→ Exercise prompt
Only the pictures should be dropped; copy the rest of the entries exactly.

→ Dataset excerpts
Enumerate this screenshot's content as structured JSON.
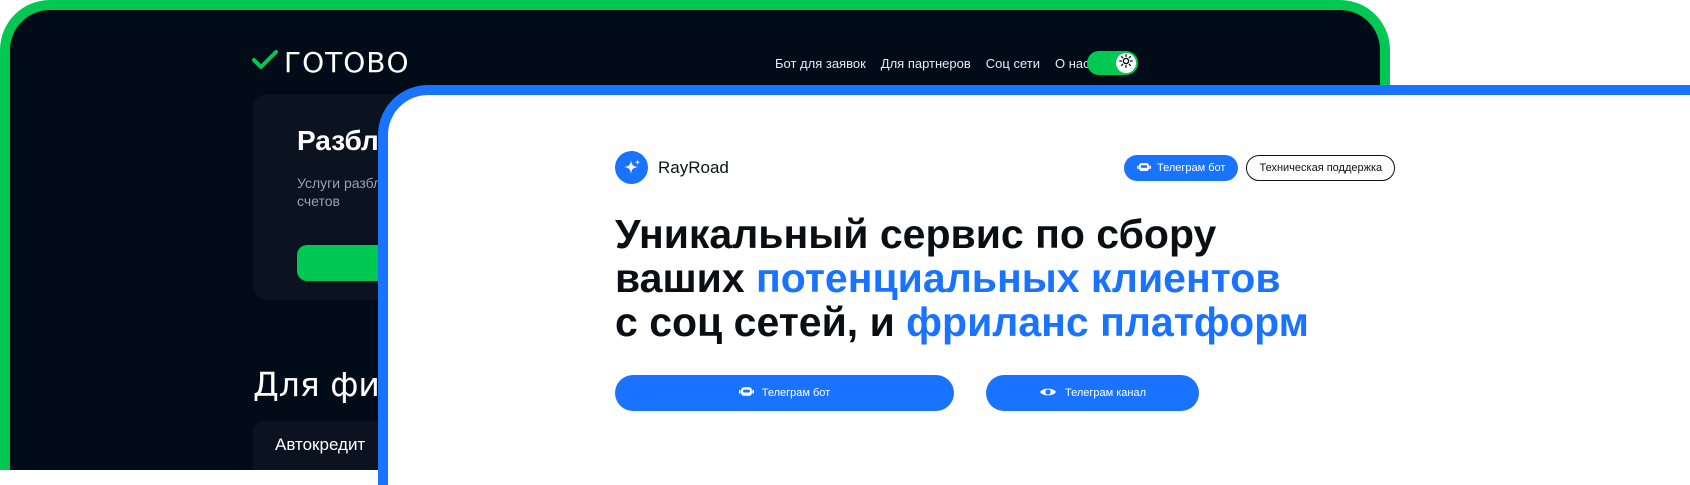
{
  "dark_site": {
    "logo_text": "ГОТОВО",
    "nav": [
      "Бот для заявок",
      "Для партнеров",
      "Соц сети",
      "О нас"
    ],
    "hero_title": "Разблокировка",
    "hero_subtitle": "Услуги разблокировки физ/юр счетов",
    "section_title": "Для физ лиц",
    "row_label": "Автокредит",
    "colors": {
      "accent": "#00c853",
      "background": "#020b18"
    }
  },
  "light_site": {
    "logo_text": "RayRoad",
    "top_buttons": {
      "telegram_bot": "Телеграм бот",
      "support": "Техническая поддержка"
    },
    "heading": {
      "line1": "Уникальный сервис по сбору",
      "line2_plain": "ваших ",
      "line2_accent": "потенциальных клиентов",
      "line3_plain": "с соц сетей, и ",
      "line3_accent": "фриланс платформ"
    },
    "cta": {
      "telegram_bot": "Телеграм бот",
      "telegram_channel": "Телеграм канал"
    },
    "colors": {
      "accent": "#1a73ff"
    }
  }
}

→ Solved exercise
Enumerate this screenshot's content as structured JSON.
{
  "dark_site": {
    "logo_text": "ГОТОВО",
    "nav": [
      "Бот для заявок",
      "Для партнеров",
      "Соц сети",
      "О нас"
    ],
    "hero_title": "Разблокировка",
    "hero_subtitle": "Услуги разблокировки физ/юр счетов",
    "section_title": "Для физ лиц",
    "row_label": "Автокредит",
    "colors": {
      "accent": "#00c853",
      "background": "#020b18"
    }
  },
  "light_site": {
    "logo_text": "RayRoad",
    "top_buttons": {
      "telegram_bot": "Телеграм бот",
      "support": "Техническая поддержка"
    },
    "heading": {
      "line1": "Уникальный сервис по сбору",
      "line2_plain": "ваших ",
      "line2_accent": "потенциальных клиентов",
      "line3_plain": "с соц сетей, и ",
      "line3_accent": "фриланс платформ"
    },
    "cta": {
      "telegram_bot": "Телеграм бот",
      "telegram_channel": "Телеграм канал"
    },
    "colors": {
      "accent": "#1a73ff"
    }
  }
}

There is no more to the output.